---------- Data to use ----------

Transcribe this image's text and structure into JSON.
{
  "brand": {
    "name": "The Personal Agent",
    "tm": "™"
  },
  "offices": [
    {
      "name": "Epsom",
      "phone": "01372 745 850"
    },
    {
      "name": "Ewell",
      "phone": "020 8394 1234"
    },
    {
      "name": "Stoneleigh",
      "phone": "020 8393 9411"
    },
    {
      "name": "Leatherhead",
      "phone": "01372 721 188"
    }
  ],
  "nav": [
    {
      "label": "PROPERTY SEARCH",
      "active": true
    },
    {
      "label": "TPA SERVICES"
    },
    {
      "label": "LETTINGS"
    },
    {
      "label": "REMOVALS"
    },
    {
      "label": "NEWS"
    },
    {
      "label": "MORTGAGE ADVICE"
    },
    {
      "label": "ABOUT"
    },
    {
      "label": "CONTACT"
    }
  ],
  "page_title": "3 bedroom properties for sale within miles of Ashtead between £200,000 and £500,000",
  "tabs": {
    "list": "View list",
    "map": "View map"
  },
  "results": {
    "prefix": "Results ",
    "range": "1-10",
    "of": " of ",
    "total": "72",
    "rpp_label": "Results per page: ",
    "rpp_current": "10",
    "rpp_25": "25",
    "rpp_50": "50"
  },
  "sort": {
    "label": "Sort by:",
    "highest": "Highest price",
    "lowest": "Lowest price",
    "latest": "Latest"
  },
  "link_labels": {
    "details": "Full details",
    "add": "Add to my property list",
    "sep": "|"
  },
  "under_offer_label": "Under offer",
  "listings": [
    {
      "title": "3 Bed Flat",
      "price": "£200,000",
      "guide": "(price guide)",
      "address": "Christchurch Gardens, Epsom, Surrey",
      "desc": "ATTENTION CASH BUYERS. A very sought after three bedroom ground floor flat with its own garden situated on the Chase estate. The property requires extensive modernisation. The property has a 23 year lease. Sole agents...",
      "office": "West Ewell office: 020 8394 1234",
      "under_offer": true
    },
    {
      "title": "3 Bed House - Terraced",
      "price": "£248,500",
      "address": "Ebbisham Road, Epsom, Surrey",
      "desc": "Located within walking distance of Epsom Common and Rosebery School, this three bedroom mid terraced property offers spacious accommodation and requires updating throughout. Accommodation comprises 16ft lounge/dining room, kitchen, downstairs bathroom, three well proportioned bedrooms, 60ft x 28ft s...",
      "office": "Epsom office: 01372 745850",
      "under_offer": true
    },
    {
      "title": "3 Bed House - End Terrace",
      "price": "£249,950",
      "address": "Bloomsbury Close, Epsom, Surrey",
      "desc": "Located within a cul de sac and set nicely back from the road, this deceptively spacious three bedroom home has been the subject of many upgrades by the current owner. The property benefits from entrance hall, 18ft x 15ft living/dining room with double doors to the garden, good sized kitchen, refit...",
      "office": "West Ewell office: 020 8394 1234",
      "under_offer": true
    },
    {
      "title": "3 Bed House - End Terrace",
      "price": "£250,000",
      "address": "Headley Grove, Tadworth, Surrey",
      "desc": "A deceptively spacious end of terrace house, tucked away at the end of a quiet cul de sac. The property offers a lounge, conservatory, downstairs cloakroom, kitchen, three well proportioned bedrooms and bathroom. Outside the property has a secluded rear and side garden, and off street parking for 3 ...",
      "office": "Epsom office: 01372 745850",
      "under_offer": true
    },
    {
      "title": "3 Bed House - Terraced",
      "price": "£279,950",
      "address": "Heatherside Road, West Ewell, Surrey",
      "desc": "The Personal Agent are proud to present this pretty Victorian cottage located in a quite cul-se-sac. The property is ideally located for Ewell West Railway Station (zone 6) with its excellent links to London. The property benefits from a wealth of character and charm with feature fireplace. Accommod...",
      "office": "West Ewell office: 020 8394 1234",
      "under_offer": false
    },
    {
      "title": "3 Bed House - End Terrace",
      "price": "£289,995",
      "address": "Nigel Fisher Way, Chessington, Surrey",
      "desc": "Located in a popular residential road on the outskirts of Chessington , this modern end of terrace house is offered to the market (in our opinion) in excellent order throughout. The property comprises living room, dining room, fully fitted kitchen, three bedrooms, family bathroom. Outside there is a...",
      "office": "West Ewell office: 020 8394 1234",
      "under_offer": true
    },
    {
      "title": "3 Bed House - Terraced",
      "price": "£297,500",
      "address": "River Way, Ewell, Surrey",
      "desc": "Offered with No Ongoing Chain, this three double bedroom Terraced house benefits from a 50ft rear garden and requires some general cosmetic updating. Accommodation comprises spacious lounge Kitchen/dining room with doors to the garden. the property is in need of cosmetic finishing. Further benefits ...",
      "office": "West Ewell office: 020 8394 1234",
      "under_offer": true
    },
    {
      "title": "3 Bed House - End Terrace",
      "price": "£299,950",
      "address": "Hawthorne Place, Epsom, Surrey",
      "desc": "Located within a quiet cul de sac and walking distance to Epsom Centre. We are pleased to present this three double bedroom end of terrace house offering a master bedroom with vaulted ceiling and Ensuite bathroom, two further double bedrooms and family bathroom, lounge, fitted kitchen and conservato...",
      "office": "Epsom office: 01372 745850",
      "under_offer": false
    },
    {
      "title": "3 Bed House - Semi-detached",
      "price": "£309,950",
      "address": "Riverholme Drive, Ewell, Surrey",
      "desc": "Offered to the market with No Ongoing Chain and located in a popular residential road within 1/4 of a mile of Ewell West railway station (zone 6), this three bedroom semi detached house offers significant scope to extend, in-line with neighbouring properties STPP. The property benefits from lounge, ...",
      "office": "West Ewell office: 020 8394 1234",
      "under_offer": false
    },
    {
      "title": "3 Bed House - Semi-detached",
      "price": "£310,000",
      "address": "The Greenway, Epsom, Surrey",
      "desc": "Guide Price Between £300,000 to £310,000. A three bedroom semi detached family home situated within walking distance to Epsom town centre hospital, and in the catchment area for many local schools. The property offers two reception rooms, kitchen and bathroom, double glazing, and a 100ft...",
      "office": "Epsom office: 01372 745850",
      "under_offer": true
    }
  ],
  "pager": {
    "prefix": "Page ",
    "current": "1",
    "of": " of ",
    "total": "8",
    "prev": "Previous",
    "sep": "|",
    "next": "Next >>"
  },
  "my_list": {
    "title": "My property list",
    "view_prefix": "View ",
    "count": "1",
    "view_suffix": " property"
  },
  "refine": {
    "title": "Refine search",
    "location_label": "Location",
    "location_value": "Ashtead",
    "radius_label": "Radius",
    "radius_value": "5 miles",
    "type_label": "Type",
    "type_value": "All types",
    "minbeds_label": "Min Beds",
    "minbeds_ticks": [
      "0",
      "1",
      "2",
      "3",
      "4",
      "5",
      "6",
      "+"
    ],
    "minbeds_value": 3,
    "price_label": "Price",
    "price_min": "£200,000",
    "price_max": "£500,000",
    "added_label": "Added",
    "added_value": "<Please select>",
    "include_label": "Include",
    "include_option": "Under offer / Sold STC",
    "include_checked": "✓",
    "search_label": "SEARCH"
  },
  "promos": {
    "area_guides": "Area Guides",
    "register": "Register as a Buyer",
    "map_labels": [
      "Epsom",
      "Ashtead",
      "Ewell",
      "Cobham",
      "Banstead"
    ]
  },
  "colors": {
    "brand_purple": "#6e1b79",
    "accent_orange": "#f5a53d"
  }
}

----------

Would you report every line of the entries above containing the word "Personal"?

    "name": "The Personal Agent",
      "desc": "The Personal Agent are proud to present this pretty Victorian cottage located in a quite cul-se-sac. The property is ideally located for Ewell West Railway Station (zone 6) with its excellent links to London. The property benefits from a wealth of character and charm with feature fireplace. Accommod...",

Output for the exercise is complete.